Write the full listing out again, word for word, but omit the pictures.

[[ PROVIDED RECORDS, beginning ]]

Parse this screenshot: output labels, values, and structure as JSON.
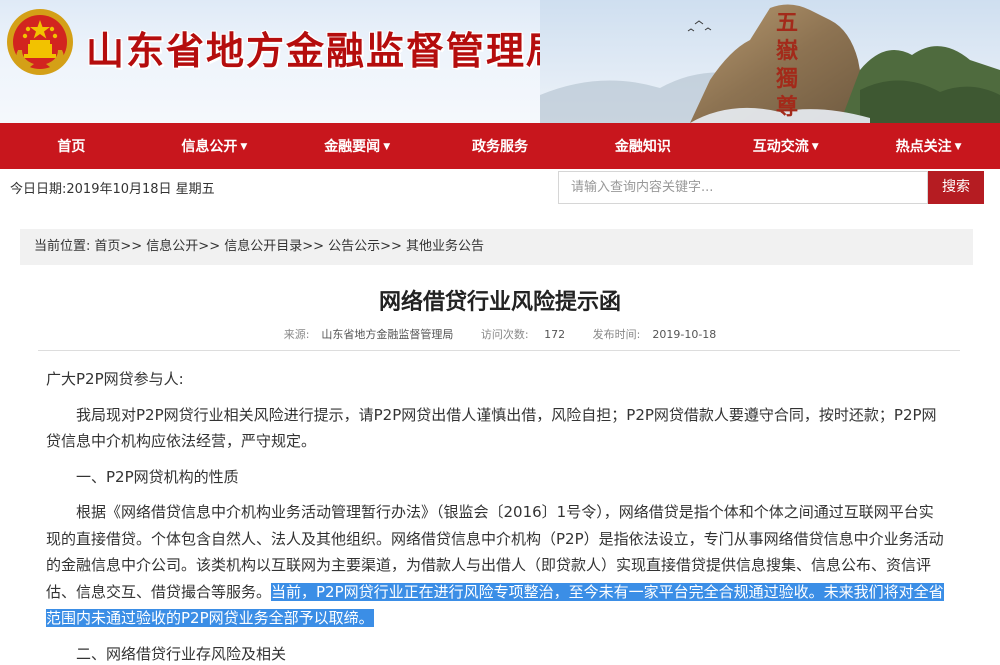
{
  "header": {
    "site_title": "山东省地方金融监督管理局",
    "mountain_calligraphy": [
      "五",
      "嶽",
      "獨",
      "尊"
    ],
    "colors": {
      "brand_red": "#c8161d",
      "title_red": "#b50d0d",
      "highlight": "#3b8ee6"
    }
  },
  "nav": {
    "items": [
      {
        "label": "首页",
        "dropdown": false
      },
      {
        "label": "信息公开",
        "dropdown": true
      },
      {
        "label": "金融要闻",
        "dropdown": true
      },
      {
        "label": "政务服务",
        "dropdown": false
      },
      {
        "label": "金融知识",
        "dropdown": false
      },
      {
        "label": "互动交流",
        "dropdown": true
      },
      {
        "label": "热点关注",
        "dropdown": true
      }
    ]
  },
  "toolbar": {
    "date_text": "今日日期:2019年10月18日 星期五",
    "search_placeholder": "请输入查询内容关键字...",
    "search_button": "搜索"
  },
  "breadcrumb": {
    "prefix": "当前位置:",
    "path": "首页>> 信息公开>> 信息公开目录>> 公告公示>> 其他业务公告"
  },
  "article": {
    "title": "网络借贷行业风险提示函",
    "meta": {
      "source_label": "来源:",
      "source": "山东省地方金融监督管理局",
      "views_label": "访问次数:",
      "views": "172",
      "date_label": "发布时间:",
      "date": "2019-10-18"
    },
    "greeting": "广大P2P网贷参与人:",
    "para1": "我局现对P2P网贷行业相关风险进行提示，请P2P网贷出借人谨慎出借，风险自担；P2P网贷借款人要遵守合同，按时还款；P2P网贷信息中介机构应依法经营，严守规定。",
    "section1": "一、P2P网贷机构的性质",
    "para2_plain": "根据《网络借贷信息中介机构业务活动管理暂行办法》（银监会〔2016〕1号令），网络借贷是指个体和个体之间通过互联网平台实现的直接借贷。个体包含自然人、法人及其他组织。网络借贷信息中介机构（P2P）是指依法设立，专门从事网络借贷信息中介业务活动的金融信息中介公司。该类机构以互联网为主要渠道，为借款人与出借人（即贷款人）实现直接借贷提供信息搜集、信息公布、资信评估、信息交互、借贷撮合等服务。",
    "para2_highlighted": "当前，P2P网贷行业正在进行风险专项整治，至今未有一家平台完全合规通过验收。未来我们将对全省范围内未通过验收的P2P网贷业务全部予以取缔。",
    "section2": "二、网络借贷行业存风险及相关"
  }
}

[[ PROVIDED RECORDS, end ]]

■ **RESULT OF THIS EXERCISE**
Parse this screenshot: output labels, values, and structure as JSON.
{
  "header": {
    "site_title": "山东省地方金融监督管理局",
    "mountain_calligraphy": [
      "五",
      "嶽",
      "獨",
      "尊"
    ],
    "colors": {
      "brand_red": "#c8161d",
      "title_red": "#b50d0d",
      "highlight": "#3b8ee6"
    }
  },
  "nav": {
    "items": [
      {
        "label": "首页",
        "dropdown": false
      },
      {
        "label": "信息公开",
        "dropdown": true
      },
      {
        "label": "金融要闻",
        "dropdown": true
      },
      {
        "label": "政务服务",
        "dropdown": false
      },
      {
        "label": "金融知识",
        "dropdown": false
      },
      {
        "label": "互动交流",
        "dropdown": true
      },
      {
        "label": "热点关注",
        "dropdown": true
      }
    ]
  },
  "toolbar": {
    "date_text": "今日日期:2019年10月18日 星期五",
    "search_placeholder": "请输入查询内容关键字...",
    "search_button": "搜索"
  },
  "breadcrumb": {
    "prefix": "当前位置:",
    "path": "首页>> 信息公开>> 信息公开目录>> 公告公示>> 其他业务公告"
  },
  "article": {
    "title": "网络借贷行业风险提示函",
    "meta": {
      "source_label": "来源:",
      "source": "山东省地方金融监督管理局",
      "views_label": "访问次数:",
      "views": "172",
      "date_label": "发布时间:",
      "date": "2019-10-18"
    },
    "greeting": "广大P2P网贷参与人:",
    "para1": "我局现对P2P网贷行业相关风险进行提示，请P2P网贷出借人谨慎出借，风险自担；P2P网贷借款人要遵守合同，按时还款；P2P网贷信息中介机构应依法经营，严守规定。",
    "section1": "一、P2P网贷机构的性质",
    "para2_plain": "根据《网络借贷信息中介机构业务活动管理暂行办法》（银监会〔2016〕1号令），网络借贷是指个体和个体之间通过互联网平台实现的直接借贷。个体包含自然人、法人及其他组织。网络借贷信息中介机构（P2P）是指依法设立，专门从事网络借贷信息中介业务活动的金融信息中介公司。该类机构以互联网为主要渠道，为借款人与出借人（即贷款人）实现直接借贷提供信息搜集、信息公布、资信评估、信息交互、借贷撮合等服务。",
    "para2_highlighted": "当前，P2P网贷行业正在进行风险专项整治，至今未有一家平台完全合规通过验收。未来我们将对全省范围内未通过验收的P2P网贷业务全部予以取缔。",
    "section2": "二、网络借贷行业存风险及相关"
  }
}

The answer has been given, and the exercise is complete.